(Website and app data records)
————————

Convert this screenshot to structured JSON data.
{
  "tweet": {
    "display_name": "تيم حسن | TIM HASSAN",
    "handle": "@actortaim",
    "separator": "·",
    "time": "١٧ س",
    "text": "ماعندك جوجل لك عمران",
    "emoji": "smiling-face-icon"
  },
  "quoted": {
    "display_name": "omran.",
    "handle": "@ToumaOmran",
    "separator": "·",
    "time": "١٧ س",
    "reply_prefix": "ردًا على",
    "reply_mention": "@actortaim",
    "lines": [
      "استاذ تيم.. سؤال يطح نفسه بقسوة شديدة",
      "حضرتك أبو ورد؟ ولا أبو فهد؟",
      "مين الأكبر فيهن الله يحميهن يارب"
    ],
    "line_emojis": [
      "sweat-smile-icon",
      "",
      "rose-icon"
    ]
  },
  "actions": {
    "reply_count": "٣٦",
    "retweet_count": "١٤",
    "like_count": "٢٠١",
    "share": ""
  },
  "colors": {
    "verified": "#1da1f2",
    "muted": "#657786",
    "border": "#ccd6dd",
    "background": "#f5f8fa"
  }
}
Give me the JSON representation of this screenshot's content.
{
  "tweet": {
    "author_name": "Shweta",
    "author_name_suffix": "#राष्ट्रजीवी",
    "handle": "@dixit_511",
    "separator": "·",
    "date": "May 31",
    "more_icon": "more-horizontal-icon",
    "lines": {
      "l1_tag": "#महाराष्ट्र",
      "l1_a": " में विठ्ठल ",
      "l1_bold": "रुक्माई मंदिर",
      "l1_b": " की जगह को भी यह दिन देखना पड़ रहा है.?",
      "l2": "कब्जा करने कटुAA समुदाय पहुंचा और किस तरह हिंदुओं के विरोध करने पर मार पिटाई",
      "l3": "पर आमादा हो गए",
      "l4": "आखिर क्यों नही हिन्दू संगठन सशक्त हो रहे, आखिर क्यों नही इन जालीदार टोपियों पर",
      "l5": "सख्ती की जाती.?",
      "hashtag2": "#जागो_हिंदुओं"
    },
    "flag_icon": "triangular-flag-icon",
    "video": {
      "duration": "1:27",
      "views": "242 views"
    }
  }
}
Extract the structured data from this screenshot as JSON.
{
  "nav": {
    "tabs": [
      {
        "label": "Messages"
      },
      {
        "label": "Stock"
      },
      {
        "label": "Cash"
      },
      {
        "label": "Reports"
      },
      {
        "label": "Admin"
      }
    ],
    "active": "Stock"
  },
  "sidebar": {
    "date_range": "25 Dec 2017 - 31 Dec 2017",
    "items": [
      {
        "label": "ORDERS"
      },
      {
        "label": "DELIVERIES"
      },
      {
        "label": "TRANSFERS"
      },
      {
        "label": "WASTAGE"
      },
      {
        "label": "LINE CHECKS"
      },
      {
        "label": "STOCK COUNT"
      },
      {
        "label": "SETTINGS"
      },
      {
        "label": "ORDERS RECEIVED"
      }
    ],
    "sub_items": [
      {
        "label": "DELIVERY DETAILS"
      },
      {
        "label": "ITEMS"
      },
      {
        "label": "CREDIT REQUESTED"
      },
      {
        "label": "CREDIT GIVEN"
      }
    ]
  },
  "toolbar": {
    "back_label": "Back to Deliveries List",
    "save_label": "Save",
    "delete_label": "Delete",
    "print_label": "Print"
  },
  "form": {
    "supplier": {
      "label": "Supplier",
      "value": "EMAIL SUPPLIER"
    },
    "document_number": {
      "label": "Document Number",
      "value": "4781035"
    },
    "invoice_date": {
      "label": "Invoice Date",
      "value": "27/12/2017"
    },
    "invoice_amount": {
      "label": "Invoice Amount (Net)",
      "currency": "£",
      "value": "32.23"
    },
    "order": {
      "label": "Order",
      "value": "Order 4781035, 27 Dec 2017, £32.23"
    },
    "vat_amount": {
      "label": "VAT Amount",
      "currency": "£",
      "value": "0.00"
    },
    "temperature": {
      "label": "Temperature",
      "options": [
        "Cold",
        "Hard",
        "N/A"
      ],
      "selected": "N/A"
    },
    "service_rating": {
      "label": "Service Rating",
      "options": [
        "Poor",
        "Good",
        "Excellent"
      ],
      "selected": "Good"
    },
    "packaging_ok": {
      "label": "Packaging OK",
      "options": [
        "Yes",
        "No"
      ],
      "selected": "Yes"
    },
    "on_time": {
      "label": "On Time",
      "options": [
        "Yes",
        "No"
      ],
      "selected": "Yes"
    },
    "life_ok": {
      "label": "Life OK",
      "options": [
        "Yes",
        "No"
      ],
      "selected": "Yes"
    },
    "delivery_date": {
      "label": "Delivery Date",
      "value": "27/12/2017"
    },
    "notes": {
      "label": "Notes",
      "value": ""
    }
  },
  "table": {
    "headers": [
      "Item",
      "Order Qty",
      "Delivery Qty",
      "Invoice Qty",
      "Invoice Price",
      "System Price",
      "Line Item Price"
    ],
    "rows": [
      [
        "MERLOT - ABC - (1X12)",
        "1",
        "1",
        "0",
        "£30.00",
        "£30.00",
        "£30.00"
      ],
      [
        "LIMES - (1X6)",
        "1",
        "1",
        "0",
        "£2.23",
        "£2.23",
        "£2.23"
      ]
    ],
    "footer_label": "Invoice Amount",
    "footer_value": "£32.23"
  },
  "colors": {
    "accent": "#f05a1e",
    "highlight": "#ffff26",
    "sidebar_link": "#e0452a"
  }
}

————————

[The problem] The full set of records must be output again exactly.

[Written solution]
Convert this screenshot to structured JSON data.
{
  "tweet": {
    "display_name": "تيم حسن | TIM HASSAN",
    "handle": "@actortaim",
    "separator": "·",
    "time": "١٧ س",
    "text": "ماعندك جوجل لك عمران",
    "emoji": "smiling-face-icon"
  },
  "quoted": {
    "display_name": "omran.",
    "handle": "@ToumaOmran",
    "separator": "·",
    "time": "١٧ س",
    "reply_prefix": "ردًا على",
    "reply_mention": "@actortaim",
    "lines": [
      "استاذ تيم.. سؤال يطح نفسه بقسوة شديدة",
      "حضرتك أبو ورد؟ ولا أبو فهد؟",
      "مين الأكبر فيهن الله يحميهن يارب"
    ],
    "line_emojis": [
      "sweat-smile-icon",
      "",
      "rose-icon"
    ]
  },
  "actions": {
    "reply_count": "٣٦",
    "retweet_count": "١٤",
    "like_count": "٢٠١",
    "share": ""
  },
  "colors": {
    "verified": "#1da1f2",
    "muted": "#657786",
    "border": "#ccd6dd",
    "background": "#f5f8fa"
  }
}
Give me the JSON representation of this screenshot's content.
{
  "tweet": {
    "author_name": "Shweta",
    "author_name_suffix": "#राष्ट्रजीवी",
    "handle": "@dixit_511",
    "separator": "·",
    "date": "May 31",
    "more_icon": "more-horizontal-icon",
    "lines": {
      "l1_tag": "#महाराष्ट्र",
      "l1_a": " में विठ्ठल ",
      "l1_bold": "रुक्माई मंदिर",
      "l1_b": " की जगह को भी यह दिन देखना पड़ रहा है.?",
      "l2": "कब्जा करने कटुAA समुदाय पहुंचा और किस तरह हिंदुओं के विरोध करने पर मार पिटाई",
      "l3": "पर आमादा हो गए",
      "l4": "आखिर क्यों नही हिन्दू संगठन सशक्त हो रहे, आखिर क्यों नही इन जालीदार टोपियों पर",
      "l5": "सख्ती की जाती.?",
      "hashtag2": "#जागो_हिंदुओं"
    },
    "flag_icon": "triangular-flag-icon",
    "video": {
      "duration": "1:27",
      "views": "242 views"
    }
  }
}
Extract the structured data from this screenshot as JSON.
{
  "nav": {
    "tabs": [
      {
        "label": "Messages"
      },
      {
        "label": "Stock"
      },
      {
        "label": "Cash"
      },
      {
        "label": "Reports"
      },
      {
        "label": "Admin"
      }
    ],
    "active": "Stock"
  },
  "sidebar": {
    "date_range": "25 Dec 2017 - 31 Dec 2017",
    "items": [
      {
        "label": "ORDERS"
      },
      {
        "label": "DELIVERIES"
      },
      {
        "label": "TRANSFERS"
      },
      {
        "label": "WASTAGE"
      },
      {
        "label": "LINE CHECKS"
      },
      {
        "label": "STOCK COUNT"
      },
      {
        "label": "SETTINGS"
      },
      {
        "label": "ORDERS RECEIVED"
      }
    ],
    "sub_items": [
      {
        "label": "DELIVERY DETAILS"
      },
      {
        "label": "ITEMS"
      },
      {
        "label": "CREDIT REQUESTED"
      },
      {
        "label": "CREDIT GIVEN"
      }
    ]
  },
  "toolbar": {
    "back_label": "Back to Deliveries List",
    "save_label": "Save",
    "delete_label": "Delete",
    "print_label": "Print"
  },
  "form": {
    "supplier": {
      "label": "Supplier",
      "value": "EMAIL SUPPLIER"
    },
    "document_number": {
      "label": "Document Number",
      "value": "4781035"
    },
    "invoice_date": {
      "label": "Invoice Date",
      "value": "27/12/2017"
    },
    "invoice_amount": {
      "label": "Invoice Amount (Net)",
      "currency": "£",
      "value": "32.23"
    },
    "order": {
      "label": "Order",
      "value": "Order 4781035, 27 Dec 2017, £32.23"
    },
    "vat_amount": {
      "label": "VAT Amount",
      "currency": "£",
      "value": "0.00"
    },
    "temperature": {
      "label": "Temperature",
      "options": [
        "Cold",
        "Hard",
        "N/A"
      ],
      "selected": "N/A"
    },
    "service_rating": {
      "label": "Service Rating",
      "options": [
        "Poor",
        "Good",
        "Excellent"
      ],
      "selected": "Good"
    },
    "packaging_ok": {
      "label": "Packaging OK",
      "options": [
        "Yes",
        "No"
      ],
      "selected": "Yes"
    },
    "on_time": {
      "label": "On Time",
      "options": [
        "Yes",
        "No"
      ],
      "selected": "Yes"
    },
    "life_ok": {
      "label": "Life OK",
      "options": [
        "Yes",
        "No"
      ],
      "selected": "Yes"
    },
    "delivery_date": {
      "label": "Delivery Date",
      "value": "27/12/2017"
    },
    "notes": {
      "label": "Notes",
      "value": ""
    }
  },
  "table": {
    "headers": [
      "Item",
      "Order Qty",
      "Delivery Qty",
      "Invoice Qty",
      "Invoice Price",
      "System Price",
      "Line Item Price"
    ],
    "rows": [
      [
        "MERLOT - ABC - (1X12)",
        "1",
        "1",
        "0",
        "£30.00",
        "£30.00",
        "£30.00"
      ],
      [
        "LIMES - (1X6)",
        "1",
        "1",
        "0",
        "£2.23",
        "£2.23",
        "£2.23"
      ]
    ],
    "footer_label": "Invoice Amount",
    "footer_value": "£32.23"
  },
  "colors": {
    "accent": "#f05a1e",
    "highlight": "#ffff26",
    "sidebar_link": "#e0452a"
  }
}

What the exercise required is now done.